Gun Runner’s victory in the Breeders’ Cup Classic yesterday means he is the 15th highest money-earner worldwide in Thoroughbred racing history. Arrogate, of course, retires to stud as the clear world number one.
The action at the Breeders’ Cup also means a climb for Longines Turf third Highland Reel, who has overtaken France’s Cirrus Des Aigles to become top European earner and is now 18th in the world list (see table below).
Two other notable movers since these standings were last published in June are Kitasan Black and Winx, who are both now in the top ten.

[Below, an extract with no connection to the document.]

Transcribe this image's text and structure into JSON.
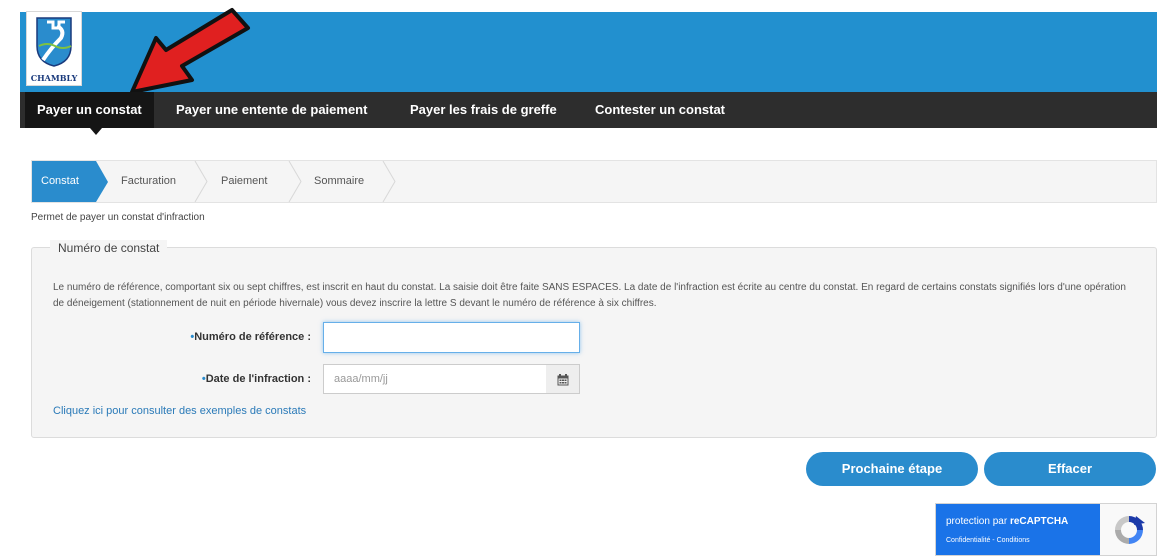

The 5-year-old Kitasan Black, a son of Deep Impact’s full brother Black Tide, is eighth after his impressive win in the Tenno Sho at Tokyo racecourse last weekend, and Winx is just one place behind after her historic triumph in the Cox Plate at Moonee Valley in Melbourne a day earlier.
Gun Runner moves into third in the North American all-time list according to the calculations used to compile these figures. This will no doubt cause some furrowed brows in the U.S., where even after yesterday’s win the 4-year-old ranks only tenth in North America according to Equibase. The Equibase list, however, includes three overseas horses and one (Flintshire) who was trained in the U.S. for only his final season after being based in France for three years.
Equibase’s standings include horses that raced in North America even it was only once, whereas the TRC list includes all horses worldwide (and is therefore - Arrogate apart - dominated by Japanese). As an example, Espoir City, who was winning valuable races on the dirt in Japan until he was eight, is third on the Equibase list by virtue of a single run down the field behind Blame in the 2010 Breeders’ Cup Classic at Churchill Downs. He ranks 12th on our world list, but we would not include him in North American standings.
Of course, when analysing any list of global leading money-earners, it must be remembered that much depends on what currency is used. Our list was originally compiled by the International Racing Bureau, which is a British company, hence the use of sterling and the official overseas currency exchange rates issued by the British Horseracing Authority in the first week of every January.
When U.S. dollars are used, according to Equibase, Cigar’s career total of $9,999,815 leaves him over half a million short of Curlin’s $10,501,800. But, since Cigar raced at a time when one dollar would have got you about 67 pence, whereas Curlin’s era was when a dollar was the equivalent of only around 50 pence, Cigar is almost £1 million clear of his fellow countryman when sterling is used.